As comprehensive immigration reform continues to stall in Congress and the GOP scrambles to appeal to a growing Latino population, two seasoned Republican operatives frequent the airwaves on mainstream media as purported voices of Latinos in America. But while Ana Navarro and Alex Castellanos may give an impression of diversity on cable television, what they really show is that both cable TV and the Republican Party have a shallow bench, relying heavily on two commentators—largely out of touch with majority Latino opinion—when they need a Latino voice.
Today you’ll find them all over cable TV, mostly on CNN but also MSNBC and Fox News. They are also familiar faces these days on the Sunday network talk shows, like NBC’s Meet the Press and ABC’s This Week. (ABC recently hired Navarro as a contributor, which means viewers will likely be seeing even more of her soon—TVNewser, 2/3/14.) Castellanos has made dozens of TV appearances since 2013, while Navarro has made hundreds.

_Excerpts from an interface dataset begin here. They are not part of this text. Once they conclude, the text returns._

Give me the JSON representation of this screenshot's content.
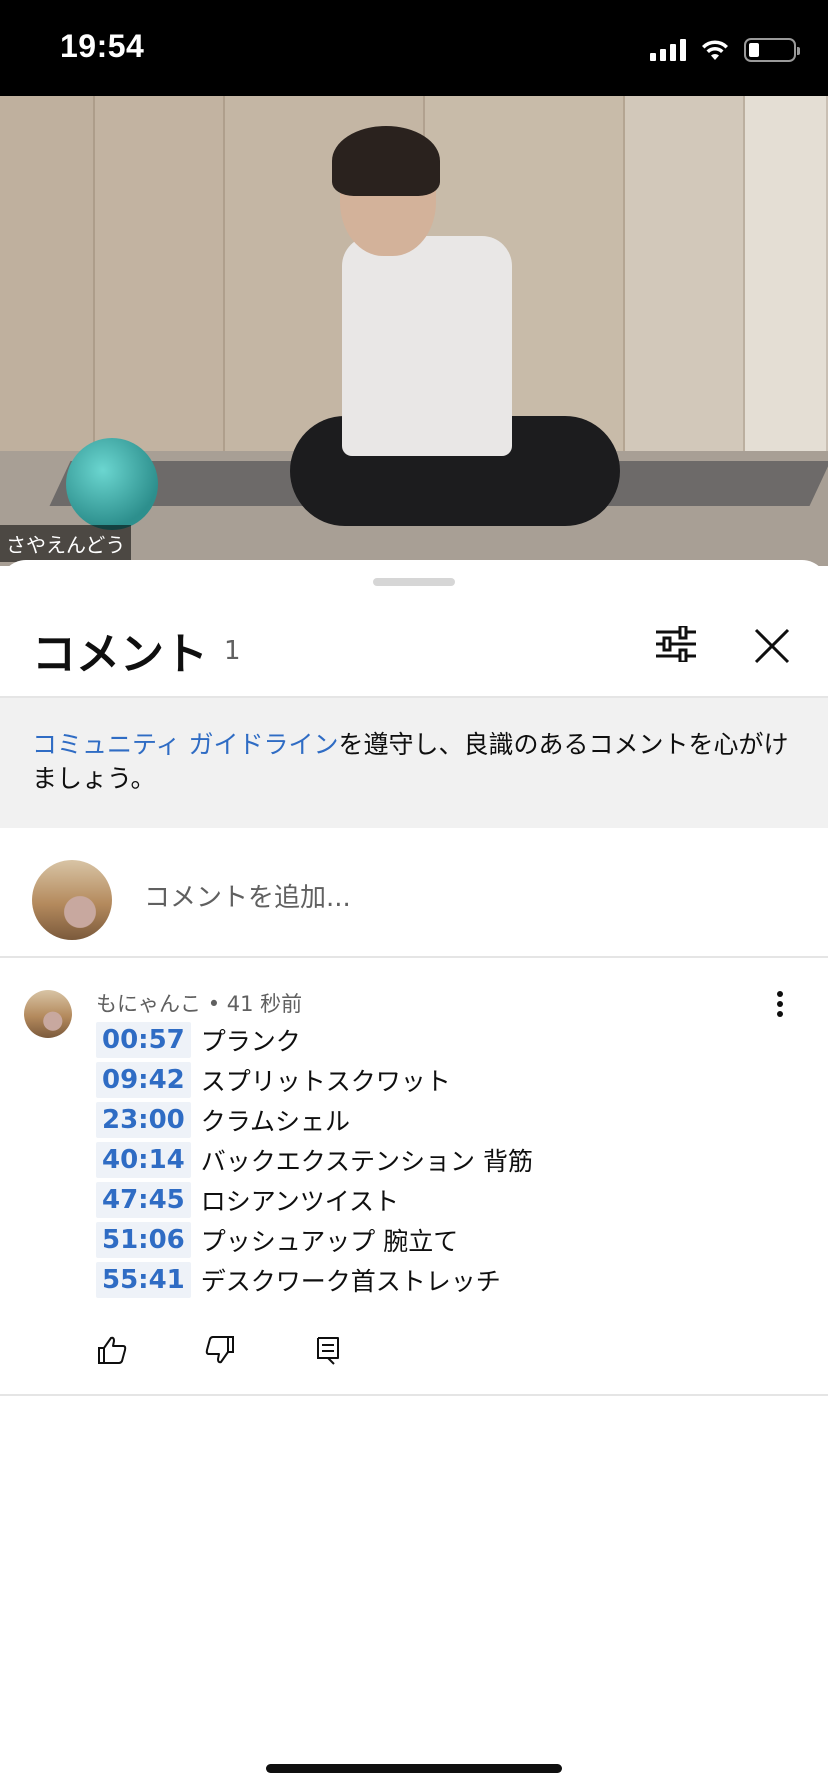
{
  "status_bar": {
    "time": "19:54"
  },
  "video": {
    "channel_label": "さやえんどう"
  },
  "comments_sheet": {
    "title": "コメント",
    "count": "1",
    "guidelines": {
      "link_text": "コミュニティ ガイドライン",
      "rest_text": "を遵守し、良識のあるコメントを心がけましょう。"
    },
    "add_comment_placeholder": "コメントを追加..."
  },
  "comment": {
    "author": "もにゃんこ",
    "time_ago": "41 秒前",
    "lines": [
      {
        "timestamp": "00:57",
        "text": "プランク"
      },
      {
        "timestamp": "09:42",
        "text": "スプリットスクワット"
      },
      {
        "timestamp": "23:00",
        "text": "クラムシェル"
      },
      {
        "timestamp": "40:14",
        "text": " バックエクステンション 背筋"
      },
      {
        "timestamp": "47:45",
        "text": " ロシアンツイスト"
      },
      {
        "timestamp": "51:06",
        "text": " プッシュアップ 腕立て"
      },
      {
        "timestamp": "55:41",
        "text": "デスクワーク首ストレッチ"
      }
    ]
  },
  "colors": {
    "link": "#2f6cc4",
    "timestamp_bg": "#eef2f8",
    "guidelines_bg": "#f1f1f1"
  },
  "icons": [
    "cellular-signal-icon",
    "wifi-icon",
    "battery-icon",
    "filter-icon",
    "close-icon",
    "more-vert-icon",
    "thumb-up-icon",
    "thumb-down-icon",
    "reply-icon"
  ]
}
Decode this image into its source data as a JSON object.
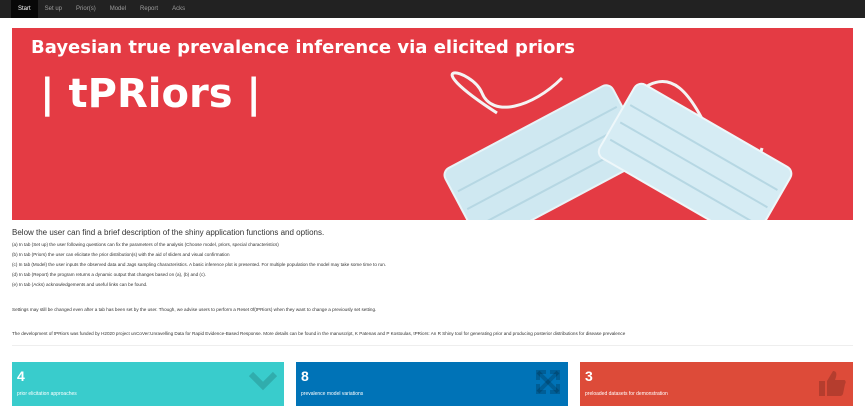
{
  "nav": {
    "tabs": [
      {
        "label": "Start",
        "active": true
      },
      {
        "label": "Set up",
        "active": false
      },
      {
        "label": "Prior(s)",
        "active": false
      },
      {
        "label": "Model",
        "active": false
      },
      {
        "label": "Report",
        "active": false
      },
      {
        "label": "Acks",
        "active": false
      }
    ]
  },
  "banner": {
    "title": "Bayesian true prevalence inference via elicited priors",
    "logo": "| tPRiors |",
    "background_color": "#e43b44"
  },
  "intro": {
    "heading": "Below the user can find a brief description of the shiny application functions and options.",
    "lines": [
      "(a) In tab (Set up) the user following questions can fix the parameters of the analysis (Choose model, priors, special characteristics)",
      "(b) In tab (Priors) the user can elicitate the prior distribution(s) with the aid of sliders and visual confirmation",
      "(c) In tab (Model) the user inputs the observed data and Jags sampling characteristics. A basic inference plot is presented. For multiple population the model may take some time to run.",
      "(d) In tab (Report) the program returns a dynamic output that changes based on (a), (b) and (c).",
      "(e) In tab (Acks) acknowledgements and useful links can be found."
    ],
    "note": "Settings may still be changed even after a tab has been set by the user. Though, we advise users to perform a Reset 0f(tPRiors) when they want to change a previously set setting.",
    "funding": "The development of tPRiors was funded by H2020 project unCoVer:Unravelling Data for Rapid Evidence-Based Response. More details can be found in the manuscript, K Patenas and P Kostoulas, tPRiors: An R Shiny tool for generating prior and producing posterior distributions for disease prevalence"
  },
  "value_boxes": [
    {
      "value": "4",
      "subtitle": "prior elicitation approaches",
      "color": "#39cccc",
      "icon": "chevron-down-icon"
    },
    {
      "value": "8",
      "subtitle": "prevalence model variations",
      "color": "#0073b7",
      "icon": "expand-arrows-icon"
    },
    {
      "value": "3",
      "subtitle": "preloaded datasets for demonstration",
      "color": "#dd4b39",
      "icon": "thumbs-up-icon"
    }
  ]
}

As Extra! (9/12) has pointed out, Latino voices are rarely included in corporate media discussion. So any Latino voice receiving a consistent platform might seem like a step in the direction of inclusion.
These voices, however, aren’t just any voices. Professional political consultants, Navarro and Castellanos have both been advisers to Republican presidential campaigns: Navarro for John McCain and Jon Huntsman, Castellanos for Bob Dole, George W. Bush and Mitt Romney. They both were born in Latin America into families that fled leftist regimes: Castellanos’ family left Cuba in 1960 shortly after the revolution, while Navarro’s family left Nicaragua in 1980 after the Sandinistas overthrew the Somoza dictatorship.
There is no single Latino—or black, or gay, or female—perspective. Latino opinion is complex and often in flux. Still, some media find it easier to simply to ask their in-house Latino pundit for answers.
Castellanos, the older and more experienced operative of the two, is apparently so in tune with Latino opinion that CNN just asks him what Latinos think. After a Republican presidential primary debate in 2012 (1/27/12), he was asked by a CNN anchor, “Alex, who did the Latinos love?” Castellanos, CNN’s Latino whisperer, responded that Latinos “love strength–the strong father figure in the family.”
Also problematic is the fact that media generally boil down the politics of Latino Americans to a single issue: immigration reform. And even when it is covered, you’ll still find the vast majority of people chiming in on it in corporate media are white male politicians rather than immigrants or activists (Extra!, 5/13). So when Latino voters favor Democrats 2-1 over Republicans (CBS, 8/9/13), the GOP would seem well-served to flood the airwaves with party operatives that take moderate positions on immigration reform—an easier way to pass off those voices as something approaching “representative.” It’s no secret that the Republican Party cannot afford to continue to turn off some Latino voters with hardline conservative positions on immigration reform.
Enter Navarro.Her embrace of comprehensive immigration reform is in line with an evolving strategic pivot in the GOP’s immigration position. Navarro (Meet the Press, 8/11/13) went after Rep. Steve King (R.-Iowa) when he insinuated that immigration reform might grant citizenship to undocumented immigrants who are “drug smugglers.” By arguing with the likes of King, Navarro not only steers Republican talking points away from the screeching bigotry of the far right, she also tries to align the party with the latest Latino opinion polls. Castellanos has taken a similar approach with his support for same-sex marriage (Campaigns & Elections, 1/31/14).
Ultimately, though, even Navarro and Castellanos’ moderate conservative platform is out of sync with strong Latino support for healthcare reform (Huffington Post, 4/2/13) and President Obama (Pew Research, 10/11/12). Which is not to say that Latinos agree with the Democratic Party and Obama on everything; a majority polled don’t support his deportation policy, for example (Pew Research, 12/28/11). But when a majority supports “bigger government providing more services” (Pew Research, 4/4/12), conservative policies—regardless of which party banner they’re advanced beneath—are arguably incompatible with majority Latino opinion.
Navarro and Castellanos illustrate that trotting out a handful of voices to speak for an entire demographic in the name of inclusivity isn’t enough. With Latinos, media still marginalize them by reducing their politics to one issue—and their voices to two largely unrepresentative commentators.